RRSPs just not right for everyone
By Gordon Powers, Sympatico / MSN Finance
Despite the big push to the RRSP deadline, some people will probably be better off by not investing in an RRSP at all. And, for many others, they’re likely a low priority.
If you're in a higher tax bracket, then making the maximum RRSP contribution as early as possible should pay off. But for more modest earners straining under the weight of consumer debt, or lower-income seniors approaching retirement, the case is not as clear.
Ideally, you're looking to invest when you're facing a high marginal rate and then taking it out when you're subject to a lower tariff. If it looks like it's going to be the other way around, you're not going to be better off.
In truth, many investors in the lower tax brackets – roughly $37,000 or below in Ontario -- may have much less to gain from making an RRSP contribution than they think, particularly as they get older. Potential buyers who are less well off and expect to receive the Guaranteed Income Supplement – currently available to Canadians earning less than $15,672 a year -- should probably think twice about RRSPs, for instance.

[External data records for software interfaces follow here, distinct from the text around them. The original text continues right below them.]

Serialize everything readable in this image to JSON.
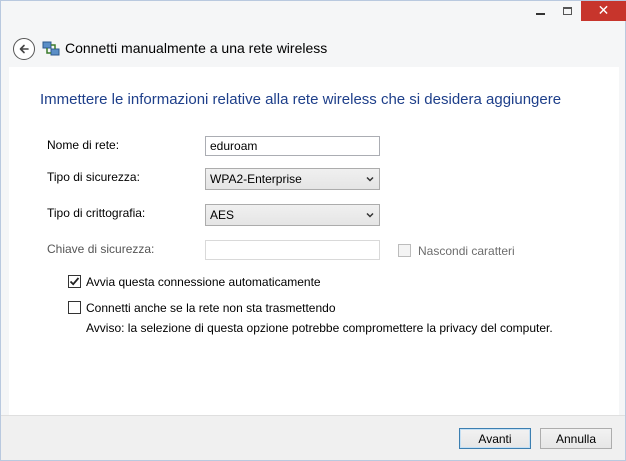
{
  "window": {
    "controls": {
      "minimize_icon": "minimize-icon",
      "maximize_icon": "maximize-icon",
      "close_icon": "close-icon",
      "close_color": "#c7352c"
    }
  },
  "header": {
    "title": "Connetti manualmente a una rete wireless",
    "back_icon": "back-arrow-icon",
    "network_icon": "network-icon"
  },
  "main": {
    "instruction": "Immettere le informazioni relative alla rete wireless che si desidera aggiungere",
    "instruction_color": "#1e3f8a",
    "network_name": {
      "label": "Nome di rete:",
      "value": "eduroam"
    },
    "security_type": {
      "label": "Tipo di sicurezza:",
      "selected": "WPA2-Enterprise"
    },
    "encryption_type": {
      "label": "Tipo di crittografia:",
      "selected": "AES"
    },
    "security_key": {
      "label": "Chiave di sicurezza:",
      "value": "",
      "enabled": false,
      "hide_chars": {
        "label": "Nascondi caratteri",
        "checked": false,
        "enabled": false
      }
    },
    "auto_start": {
      "label": "Avvia questa connessione automaticamente",
      "checked": true
    },
    "connect_hidden": {
      "label": "Connetti anche se la rete non sta trasmettendo",
      "checked": false,
      "warning": "Avviso: la selezione di questa opzione potrebbe compromettere la privacy del computer."
    }
  },
  "footer": {
    "next_label": "Avanti",
    "cancel_label": "Annulla"
  }
}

For these low-income seniors, a bit of extra cash from RRSPs in retirement can actually erode their standard of living. That's because it counts against their GIS, which is reduced by 50 cents for every dollar of retirement income. And they'll likely lose out on other benefits like rent subsidies, drug benefits, and social aid programs as well.
Posted by: Roberto | Feb 18, 2022 10:56:26 AM
Is good to know that. I'll glad to know more about al kind of thing that to be affecting the senior economic in their future.
Posted by: SP | Feb 18, 2022 7:45:37 PM
Who might RRSP's benefit nowadays?
People who invest in stocks (Nortel/Chrysler/Eron/Tyco) see their returns evaporate.
People who put their money in Banks will see their savings evaporate (see "quantitative easing").
I am really at a loss to see who would benefit from RRSP's in this climate.
Posted by: Rhonda Sherwood, CFP, FMA | Feb 20, 2022 1:06:26 AM
As a financial advisor I am often confronted by people who are quickly approaching retirement and are now realizing that they just didn't save enough. Too little, too late. They focused on funding their mortgage or lifestyle or thought they would be with a company long enough to benefit from a decent pension. Then 55 or 60 hits and they have little to no cash put aside and a small, if any, company pension. So unless they sell their home retirement looks pretty bleak.
What I like about RRSPs besides the obvious tax rebate and the benefit of compound growth is that it is a vehicle that discourages people from making unnecessary withdrawals until they are in a lower tax bracket. Or put another way, if you save money in a regular investment account your more apt to touching the money as there are no penalties on withdraws. While if you withdraw your RRSP you have to claim the full amount as income. So in my experience, people tend to avoid taking money from their RRSPs. If you set up a monthly savings plan, start young and be consistent you could potentially have quit a nest egg to fund lifestyle in your retirement years.